Your instructions:
Repeat every entry exactly as given.

**** Records shown

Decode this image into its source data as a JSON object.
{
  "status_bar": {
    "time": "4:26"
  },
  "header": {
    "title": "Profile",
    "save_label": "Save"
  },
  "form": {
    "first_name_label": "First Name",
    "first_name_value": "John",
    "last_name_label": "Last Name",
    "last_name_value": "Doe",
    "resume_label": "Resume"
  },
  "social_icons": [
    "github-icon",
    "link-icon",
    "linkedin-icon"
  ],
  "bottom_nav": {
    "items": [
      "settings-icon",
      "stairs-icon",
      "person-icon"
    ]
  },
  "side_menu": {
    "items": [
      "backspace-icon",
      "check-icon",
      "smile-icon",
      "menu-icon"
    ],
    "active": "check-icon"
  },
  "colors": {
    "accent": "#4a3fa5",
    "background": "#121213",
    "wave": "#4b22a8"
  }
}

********

Written reply:
Decode this image into its source data as a JSON object.
{
  "status_bar": {
    "time": "4:26"
  },
  "header": {
    "title": "Profile",
    "save_label": "Save"
  },
  "form": {
    "first_name_label": "First Name",
    "first_name_value": "John",
    "last_name_label": "Last Name",
    "last_name_value": "Doe",
    "resume_label": "Resume"
  },
  "social_icons": [
    "github-icon",
    "link-icon",
    "linkedin-icon"
  ],
  "bottom_nav": {
    "items": [
      "settings-icon",
      "stairs-icon",
      "person-icon"
    ]
  },
  "side_menu": {
    "items": [
      "backspace-icon",
      "check-icon",
      "smile-icon",
      "menu-icon"
    ],
    "active": "check-icon"
  },
  "colors": {
    "accent": "#4a3fa5",
    "background": "#121213",
    "wave": "#4b22a8"
  }
}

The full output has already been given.